[Data section Boundary: Start]

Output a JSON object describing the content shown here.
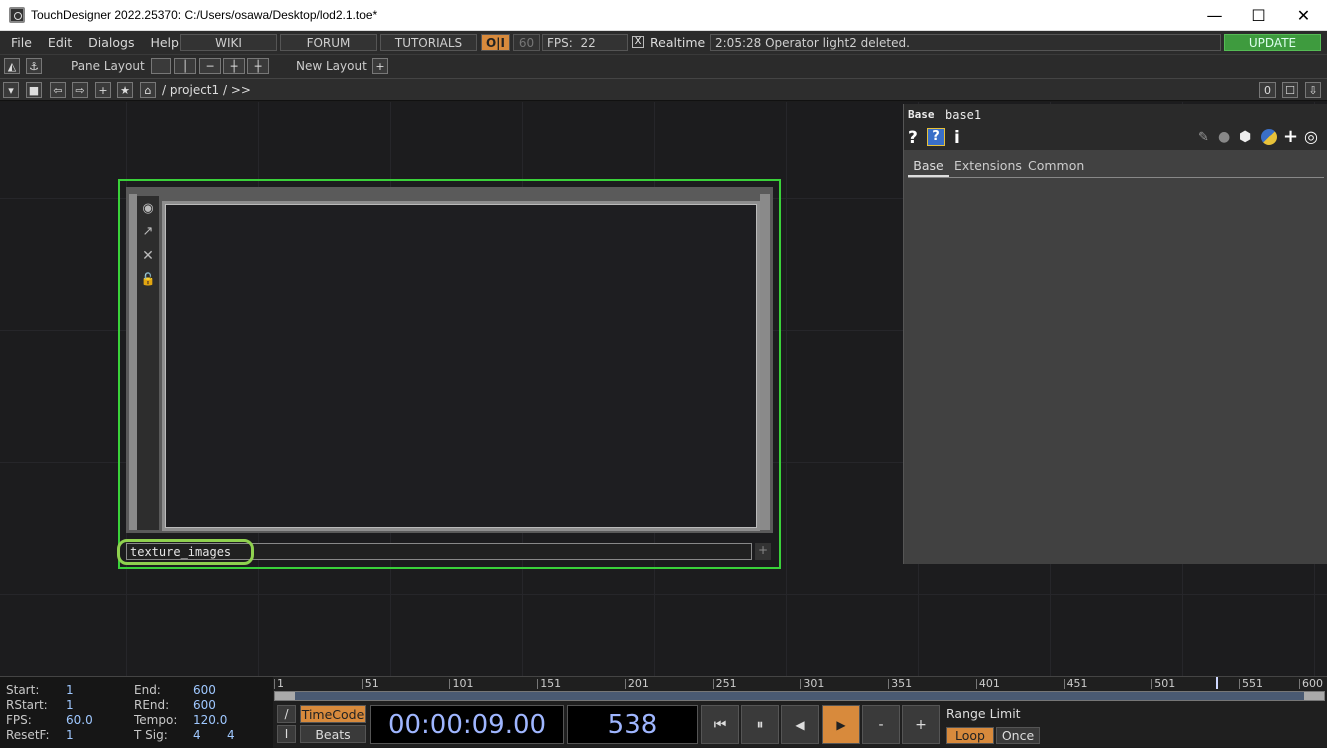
{
  "window": {
    "title": "TouchDesigner 2022.25370: C:/Users/osawa/Desktop/lod2.1.toe*",
    "minimize": "—",
    "maximize": "☐",
    "close": "✕"
  },
  "menu": {
    "items": [
      "File",
      "Edit",
      "Dialogs",
      "Help"
    ]
  },
  "top": {
    "wiki": "WIKI",
    "forum": "FORUM",
    "tutorials": "TUTORIALS",
    "oi": "O|I",
    "fps_cap": "60",
    "fps_label": "FPS:",
    "fps_value": "22",
    "realtime_check": "X",
    "realtime_label": "Realtime",
    "status": "2:05:28 Operator light2 deleted.",
    "update": "UPDATE"
  },
  "toolbar": {
    "pane_layout": "Pane Layout",
    "new_layout": "New Layout",
    "add": "+"
  },
  "path": {
    "text": "/ project1 / >>",
    "counter": "0"
  },
  "node": {
    "name": "texture_images",
    "colors": {
      "selected": "#3ad13a",
      "highlight": "#8fd14f"
    }
  },
  "params": {
    "type": "Base",
    "name": "base1",
    "help": "?",
    "info": "i",
    "tabs": [
      "Base",
      "Extensions",
      "Common"
    ]
  },
  "stats": {
    "left": [
      {
        "label": "Start:",
        "value": "1"
      },
      {
        "label": "RStart:",
        "value": "1"
      },
      {
        "label": "FPS:",
        "value": "60.0"
      },
      {
        "label": "ResetF:",
        "value": "1"
      }
    ],
    "right": [
      {
        "label": "End:",
        "value": "600"
      },
      {
        "label": "REnd:",
        "value": "600"
      },
      {
        "label": "Tempo:",
        "value": "120.0"
      },
      {
        "label": "T Sig:",
        "value": "4",
        "value2": "4"
      }
    ]
  },
  "timeline": {
    "ticks": [
      "1",
      "51",
      "101",
      "151",
      "201",
      "251",
      "301",
      "351",
      "401",
      "451",
      "501",
      "551",
      "600"
    ],
    "current_frame": 538,
    "timecode_btn": "TimeCode",
    "beats_btn": "Beats",
    "timecode": "00:00:09.00",
    "frame": "538",
    "range_limit": "Range Limit",
    "loop": "Loop",
    "once": "Once",
    "minus": "-",
    "plus": "+"
  }
}
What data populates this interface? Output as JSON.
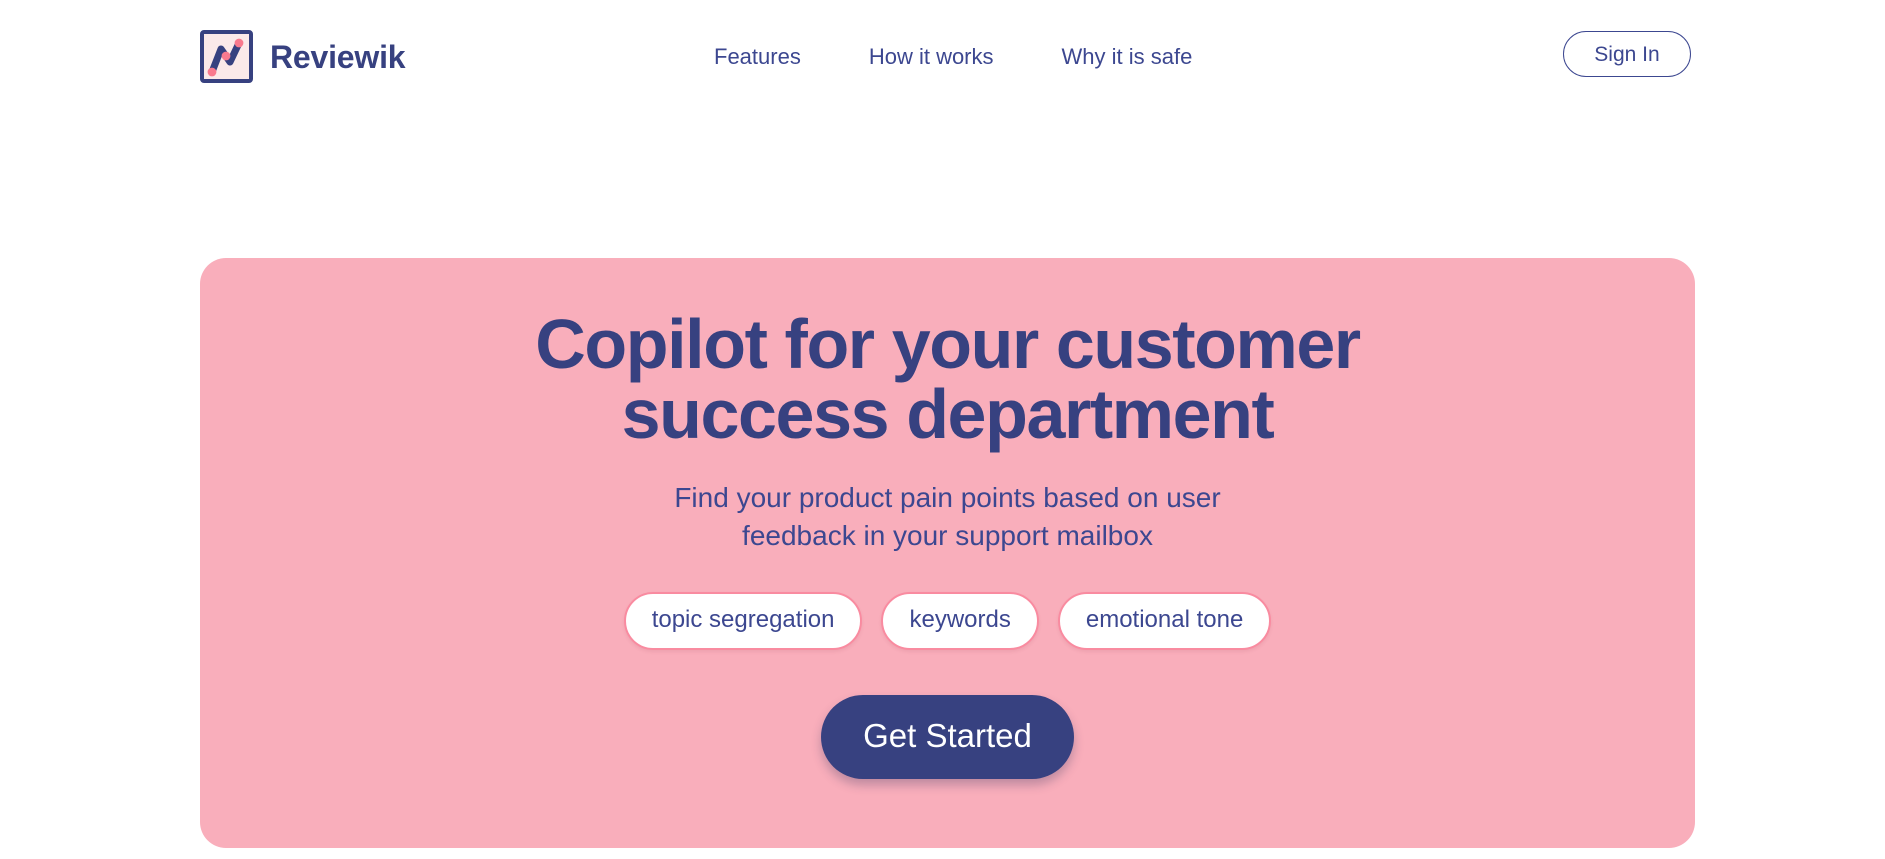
{
  "header": {
    "brand": {
      "name": "Reviewik",
      "logo_icon": "chart-zigzag-logo-icon"
    },
    "nav": [
      {
        "label": "Features"
      },
      {
        "label": "How it works"
      },
      {
        "label": "Why it is safe"
      }
    ],
    "signin_label": "Sign In"
  },
  "hero": {
    "title_line1": "Copilot for your customer",
    "title_line2": "success department",
    "subtitle_line1": "Find your product pain points based on user",
    "subtitle_line2": "feedback in your support mailbox",
    "tags": [
      {
        "label": "topic segregation"
      },
      {
        "label": "keywords"
      },
      {
        "label": "emotional tone"
      }
    ],
    "cta_label": "Get Started"
  },
  "colors": {
    "navy": "#374180",
    "navy_text": "#3c4790",
    "hero_pink": "#f9aebb",
    "pill_border": "#f98ba0",
    "logo_fill": "#fbe9e9",
    "dot_coral": "#f97a8e",
    "page_background": "#ffffff"
  }
}
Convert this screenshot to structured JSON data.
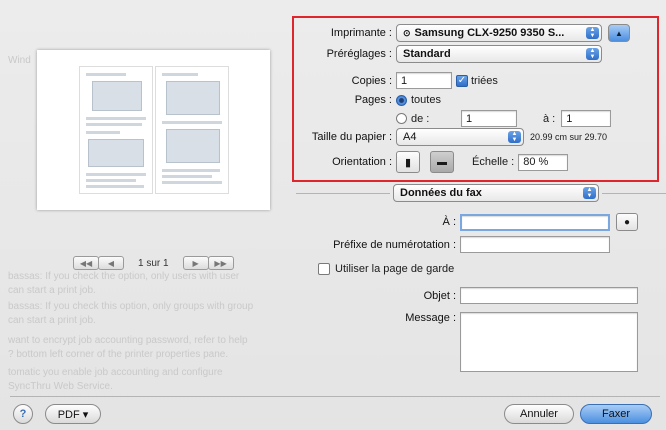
{
  "printer": {
    "label": "Imprimante :",
    "value": "Samsung CLX-9250 9350 S..."
  },
  "presets": {
    "label": "Préréglages :",
    "value": "Standard"
  },
  "copies": {
    "label": "Copies :",
    "value": "1",
    "collate_label": "triées"
  },
  "pages": {
    "label": "Pages :",
    "all_label": "toutes",
    "from_label": "de :",
    "from_value": "1",
    "to_label": "à :",
    "to_value": "1"
  },
  "paper": {
    "label": "Taille du papier :",
    "value": "A4",
    "size_text": "20.99 cm sur 29.70"
  },
  "orientation": {
    "label": "Orientation :"
  },
  "scale": {
    "label": "Échelle :",
    "value": "80 %"
  },
  "section": {
    "value": "Données du fax"
  },
  "fax": {
    "to_label": "À :",
    "prefix_label": "Préfixe de numérotation :",
    "cover_label": "Utiliser la page de garde",
    "subject_label": "Objet :",
    "message_label": "Message :"
  },
  "pager": {
    "label": "1 sur 1"
  },
  "footer": {
    "help": "?",
    "pdf_label": "PDF ▾",
    "cancel_label": "Annuler",
    "fax_label": "Faxer"
  }
}
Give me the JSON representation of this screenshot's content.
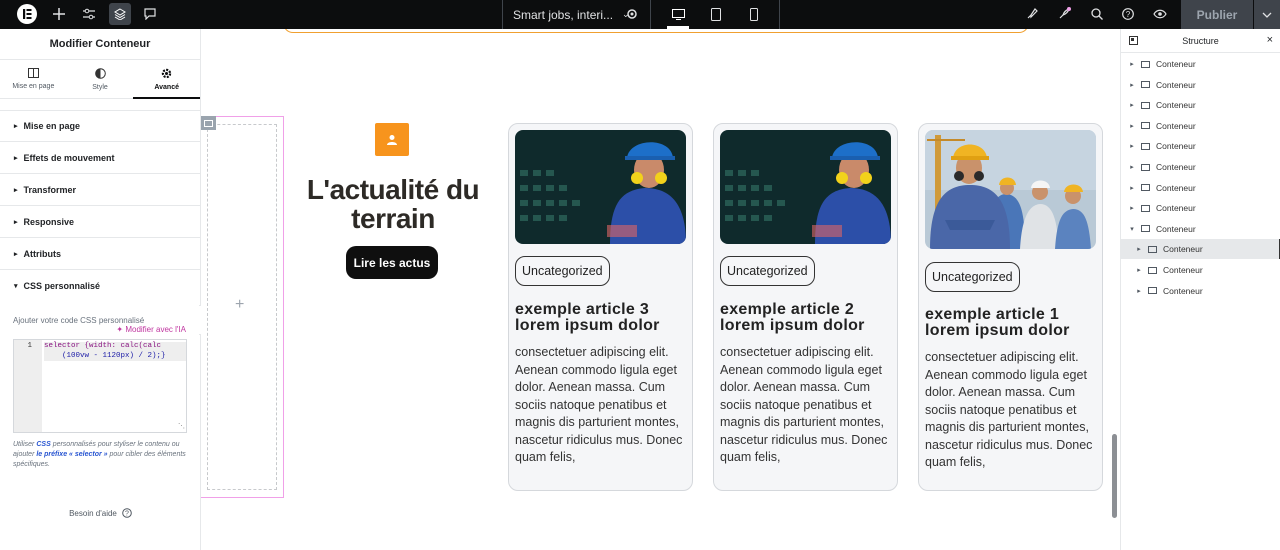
{
  "topbar": {
    "document_title": "Smart jobs, interi...",
    "publish_label": "Publier"
  },
  "left_panel": {
    "title": "Modifier Conteneur",
    "tabs": [
      {
        "label": "Mise en page",
        "icon": "layout-icon"
      },
      {
        "label": "Style",
        "icon": "half-circle-icon"
      },
      {
        "label": "Avancé",
        "icon": "gear-icon",
        "active": true
      }
    ],
    "sections": [
      {
        "label": "Mise en page",
        "expanded": false
      },
      {
        "label": "Effets de mouvement",
        "expanded": false
      },
      {
        "label": "Transformer",
        "expanded": false
      },
      {
        "label": "Responsive",
        "expanded": false
      },
      {
        "label": "Attributs",
        "expanded": false
      },
      {
        "label": "CSS personnalisé",
        "expanded": true
      }
    ],
    "css_help": "Ajouter votre code CSS personnalisé",
    "ai_link": "Modifier avec l'IA",
    "code_line_number": "1",
    "code_line_1": "selector {width: calc(calc",
    "code_line_2": "(100vw - 1120px) / 2);}",
    "css_note_prefix": "Utiliser ",
    "css_note_css": "CSS",
    "css_note_mid": " personnalisés pour styliser le contenu ou ajouter ",
    "css_note_link": "le préfixe « selector »",
    "css_note_suffix": " pour cibler des éléments spécifiques.",
    "help_label": "Besoin d'aide"
  },
  "canvas": {
    "headline": "L'actualité du terrain",
    "cta_label": "Lire les actus",
    "cards": [
      {
        "category": "Uncategorized",
        "title": "exemple article 3 lorem ipsum dolor",
        "body": "consectetuer adipiscing elit. Aenean commodo ligula eget dolor. Aenean massa. Cum sociis natoque penatibus et magnis dis parturient montes, nascetur ridiculus mus. Donec quam felis,"
      },
      {
        "category": "Uncategorized",
        "title": "exemple article 2 lorem ipsum dolor",
        "body": "consectetuer adipiscing elit. Aenean commodo ligula eget dolor. Aenean massa. Cum sociis natoque penatibus et magnis dis parturient montes, nascetur ridiculus mus. Donec quam felis,"
      },
      {
        "category": "Uncategorized",
        "title": "exemple article 1 lorem ipsum dolor",
        "body": "consectetuer adipiscing elit. Aenean commodo ligula eget dolor. Aenean massa. Cum sociis natoque penatibus et magnis dis parturient montes, nascetur ridiculus mus. Donec quam felis,"
      }
    ]
  },
  "structure": {
    "title": "Structure",
    "nodes": [
      {
        "label": "Conteneur",
        "depth": 0,
        "expanded": false
      },
      {
        "label": "Conteneur",
        "depth": 0,
        "expanded": false
      },
      {
        "label": "Conteneur",
        "depth": 0,
        "expanded": false
      },
      {
        "label": "Conteneur",
        "depth": 0,
        "expanded": false
      },
      {
        "label": "Conteneur",
        "depth": 0,
        "expanded": false
      },
      {
        "label": "Conteneur",
        "depth": 0,
        "expanded": false
      },
      {
        "label": "Conteneur",
        "depth": 0,
        "expanded": false
      },
      {
        "label": "Conteneur",
        "depth": 0,
        "expanded": false
      },
      {
        "label": "Conteneur",
        "depth": 0,
        "expanded": true
      },
      {
        "label": "Conteneur",
        "depth": 1,
        "expanded": false,
        "selected": true
      },
      {
        "label": "Conteneur",
        "depth": 1,
        "expanded": false
      },
      {
        "label": "Conteneur",
        "depth": 1,
        "expanded": false
      }
    ]
  },
  "colors": {
    "accent_orange": "#f7941d",
    "editor_pink": "#c036a0",
    "topbar": "#0c0d0e"
  }
}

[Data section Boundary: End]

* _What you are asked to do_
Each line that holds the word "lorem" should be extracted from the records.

* _Reply to the exercise_
        "title": "exemple article 3 lorem ipsum dolor",
        "title": "exemple article 2 lorem ipsum dolor",
        "title": "exemple article 1 lorem ipsum dolor",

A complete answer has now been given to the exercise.